Our eyesight is a precious thing. Deterioration in our vision is not always noticeable until the damage done is irreversible.
Nor are eye strain and ageing the only factors in our sight getting worse. Medical conditions like diabetes and glaucoma pose some of the biggest threats to eyesight.
That’s why experts advise that looking after your eyes should be part and parcel of your general health routines. Regular check ups, a healthy lifestyle, not ignoring it if you suspect something is wrong and avoiding known risk factors all play a part in protecting your eyesight long term.
Here are some top tips from the professionals for boosting your eye health.
Keep up with regular eye tests
When it comes to looking after your eyes long term, there really is no substitute for regular eye tests.

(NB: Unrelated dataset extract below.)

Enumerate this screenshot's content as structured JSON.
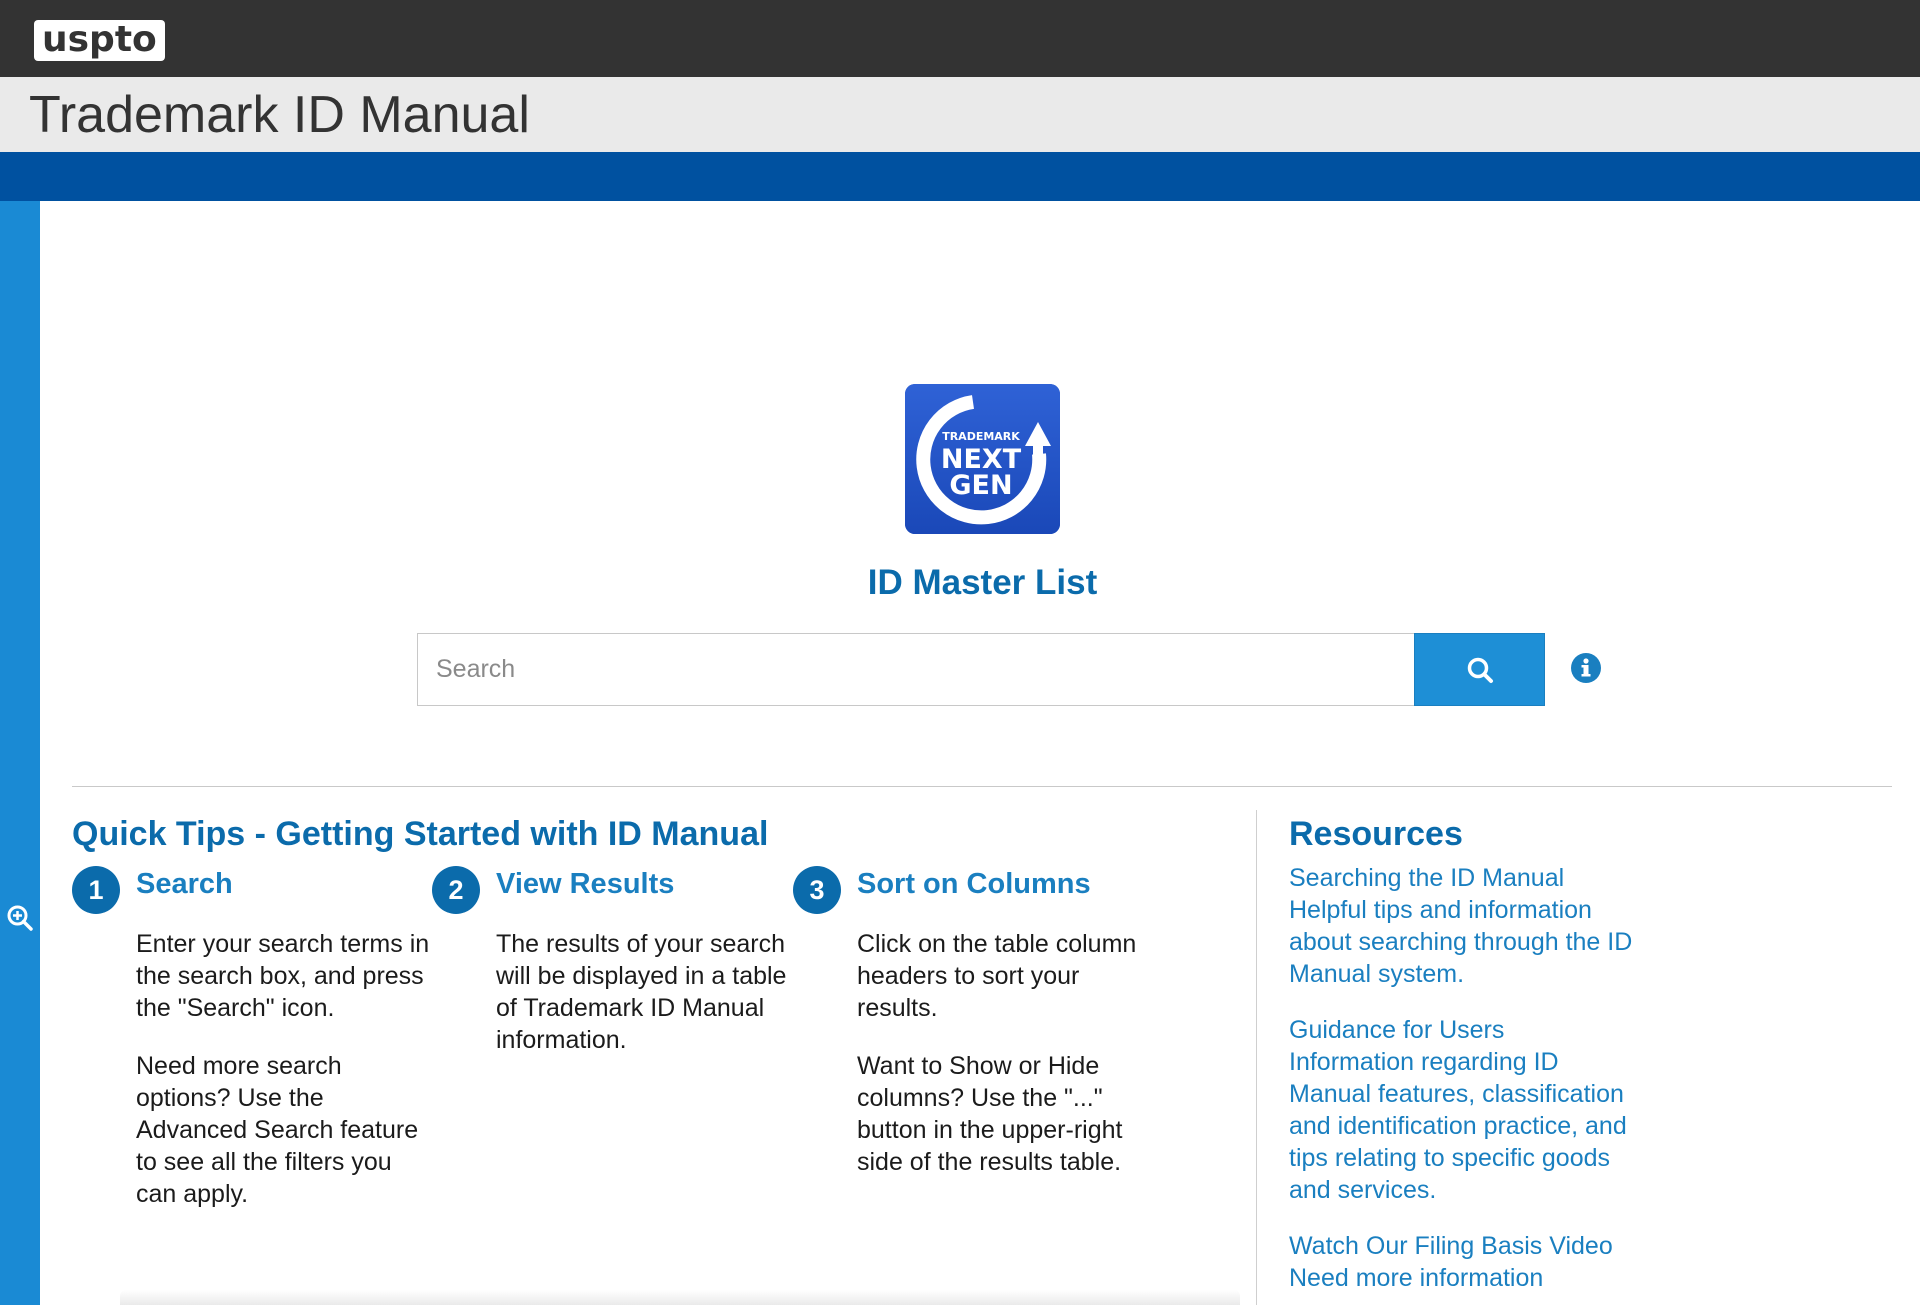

The recommendation is to take a test at least once every two years, although this may increase if you are older or you have a history of issues with your eyesight. Always follow your optician’s advice.
The reason eye tests are so important is because they don’t just look at things like short or long sightedness which might affect your need to wear glasses or contact lenses. During an eye test, you will also be screened for several conditions that affect your eyes, including glaucoma – one of the leading causes of blindness amongst the over-60s which can irreversibly damage your optic nerve without any symptoms.
If getting to the opticians is an issue for you, you can now arrange free NHS eye tests at home with a visit from a qualified optician. This service is available to anyone aged 60 or over, anyone younger who is registered blind or partially sighted, or anyone who is diagnosed with or at risk from diabetes and glaucoma. Find out more about home eye tests in Warwickshire.
Stick to a healthy diet
We’ve mentioned diabetes above. Diabetes is a major risk factor for sight loss because imbalances in blood sugar can lead to damage to the retina. Many diabetics first notice changes such as their vision becoming blurred. With prompt intervention, these symptoms can be controlled. But it is vital that measures taken to protect your eyes are part of a wider approach to managing diabetes.
Diet is critical. A healthy, balanced diet low in processed carbohydrates plays a central role in helping to regulate blood sugar levels, therefore minimising the risk of retina damage. Obesity is also a major risk factor for Type 2 diabetes, so any action you can take to lose weight, such as altering your diet and increasing the amount of exercise you take, will also help to protect your eyes.
These days we all know about the many negative effects smoking has on our health. But one of the lesser known health risks associated with smoking is the fact that it can damage our eyesight.
Research has shown that smoking doubles the risk of age-related macular degeneration (AMD). The macula is a specific part of your retina that controls your vision when you look directly at an object. AMD can make it difficult to focus or even lead to ‘blank’ patches in the centre of your vision. There are few treatment options for advanced AMD.
As well as AMD, smoking is linked to increased risk of cataracts and can also make retinal damage associated with diabetes worse.
Drink plenty of water
Another issue smoking or exposure to other people’s smoke can cause is dry eye syndrome. This is a condition where your eyes don’t produce enough fluids (tears, to you and me), leading to sore, irritable eyes that you are tempted to rub all the time. People who wear contact lenses also commonly complain of dry eye syndrome.
A very simple solution for avoiding the worst effects of dry eyes is to drink plenty. The better hydrated you are, the more fluids your body has available to produce tears. Remember, ‘wet’ eyes are actually a natural defence against foreign bodies getting into and damaging our eyes, so it makes sense to back up this important function by drinking plenty.
If dry eyes are still an issue even though you are keeping well hydrated, eye drops can help to supplement your natural defences. People who wear contact lenses often turn to eye drops to help keep their eyes moist.
Protect your eyes from the sun
Finally, if you are out and about in bright sunshine for any length of time, it is important to protect your eyes from the harmful effects of UV radiation by wearing sunglasses. The risks of skin cancer from overexposure to sunlight have been the focus of decades of public health campaigns, and we all know about covering up and wearing plenty of high-factor sunscreen if we are spending time in the sun.
But UV radiation from the sun can have an equally damaging impact on our eyes. If you have a prescription for glasses, speak to your optician about getting a sunglasses prescription to go with it. Or if you choose to buy a non-prescription pair off the shelf, check the label to make sure it conforms with British Standard BS EN ISO 12312-1 – the industry standard for certified UV protection.